Work to complete -> Which lines of the data below include the string "sigortalı"? Return each of them.

= = = = =

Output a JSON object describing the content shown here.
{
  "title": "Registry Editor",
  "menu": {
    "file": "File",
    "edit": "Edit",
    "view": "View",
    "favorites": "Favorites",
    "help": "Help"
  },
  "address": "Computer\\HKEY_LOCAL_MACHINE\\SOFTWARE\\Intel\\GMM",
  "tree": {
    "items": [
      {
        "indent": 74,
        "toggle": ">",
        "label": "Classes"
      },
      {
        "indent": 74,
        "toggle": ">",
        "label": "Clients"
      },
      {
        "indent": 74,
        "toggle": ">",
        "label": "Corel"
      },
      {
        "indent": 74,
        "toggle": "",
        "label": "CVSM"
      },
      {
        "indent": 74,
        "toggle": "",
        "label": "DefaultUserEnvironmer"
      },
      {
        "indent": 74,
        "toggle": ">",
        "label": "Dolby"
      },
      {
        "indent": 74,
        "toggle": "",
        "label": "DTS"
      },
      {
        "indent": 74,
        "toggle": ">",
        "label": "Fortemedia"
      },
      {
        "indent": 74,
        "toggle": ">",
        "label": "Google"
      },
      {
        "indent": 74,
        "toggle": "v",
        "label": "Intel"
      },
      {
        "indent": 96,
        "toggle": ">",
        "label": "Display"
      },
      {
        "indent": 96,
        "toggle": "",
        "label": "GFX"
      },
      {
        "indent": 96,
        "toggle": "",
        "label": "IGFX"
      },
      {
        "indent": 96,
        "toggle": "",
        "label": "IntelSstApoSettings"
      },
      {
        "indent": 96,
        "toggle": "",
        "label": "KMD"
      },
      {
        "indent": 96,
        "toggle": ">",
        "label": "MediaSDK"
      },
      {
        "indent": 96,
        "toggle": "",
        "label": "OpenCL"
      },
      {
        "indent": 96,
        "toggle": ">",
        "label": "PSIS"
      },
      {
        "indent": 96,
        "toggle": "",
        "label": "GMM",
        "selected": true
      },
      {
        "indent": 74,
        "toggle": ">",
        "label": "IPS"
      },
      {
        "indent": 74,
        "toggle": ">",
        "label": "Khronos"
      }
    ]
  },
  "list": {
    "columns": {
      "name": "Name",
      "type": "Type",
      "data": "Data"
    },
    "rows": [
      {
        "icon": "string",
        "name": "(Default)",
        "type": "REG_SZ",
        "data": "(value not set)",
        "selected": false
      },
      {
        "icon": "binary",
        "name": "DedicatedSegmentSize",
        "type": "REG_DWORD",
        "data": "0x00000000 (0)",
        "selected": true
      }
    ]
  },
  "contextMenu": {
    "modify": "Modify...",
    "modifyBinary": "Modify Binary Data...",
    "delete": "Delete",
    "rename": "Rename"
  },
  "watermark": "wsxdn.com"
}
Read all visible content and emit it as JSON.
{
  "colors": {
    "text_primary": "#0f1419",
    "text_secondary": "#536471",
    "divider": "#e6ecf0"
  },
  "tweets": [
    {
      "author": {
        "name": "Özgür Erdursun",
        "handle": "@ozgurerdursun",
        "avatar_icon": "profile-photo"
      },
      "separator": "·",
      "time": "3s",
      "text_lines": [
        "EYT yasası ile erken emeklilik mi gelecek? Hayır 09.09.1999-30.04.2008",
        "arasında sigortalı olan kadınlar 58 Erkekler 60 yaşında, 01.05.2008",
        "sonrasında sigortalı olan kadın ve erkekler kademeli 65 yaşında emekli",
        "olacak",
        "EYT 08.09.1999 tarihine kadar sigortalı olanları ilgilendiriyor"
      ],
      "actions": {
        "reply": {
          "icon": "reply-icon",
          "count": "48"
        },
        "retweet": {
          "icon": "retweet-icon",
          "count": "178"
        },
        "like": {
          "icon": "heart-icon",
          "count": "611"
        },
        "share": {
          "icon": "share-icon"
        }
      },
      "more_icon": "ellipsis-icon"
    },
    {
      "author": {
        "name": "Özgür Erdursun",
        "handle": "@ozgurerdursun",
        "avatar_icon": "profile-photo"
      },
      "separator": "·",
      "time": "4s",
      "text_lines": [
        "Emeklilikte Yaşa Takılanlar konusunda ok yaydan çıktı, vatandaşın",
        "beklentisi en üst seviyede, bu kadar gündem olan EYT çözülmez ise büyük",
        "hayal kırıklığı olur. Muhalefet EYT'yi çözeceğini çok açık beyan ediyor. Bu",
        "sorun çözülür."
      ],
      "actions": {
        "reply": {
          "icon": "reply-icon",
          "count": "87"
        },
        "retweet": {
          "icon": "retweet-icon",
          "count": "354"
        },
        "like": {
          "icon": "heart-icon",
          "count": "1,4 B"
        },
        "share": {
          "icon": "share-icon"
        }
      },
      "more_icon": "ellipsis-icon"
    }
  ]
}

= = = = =

Reply to the exercise ->
        "arasında sigortalı olan kadınlar 58 Erkekler 60 yaşında, 01.05.2008",
        "sonrasında sigortalı olan kadın ve erkekler kademeli 65 yaşında emekli",
        "EYT 08.09.1999 tarihine kadar sigortalı olanları ilgilendiriyor"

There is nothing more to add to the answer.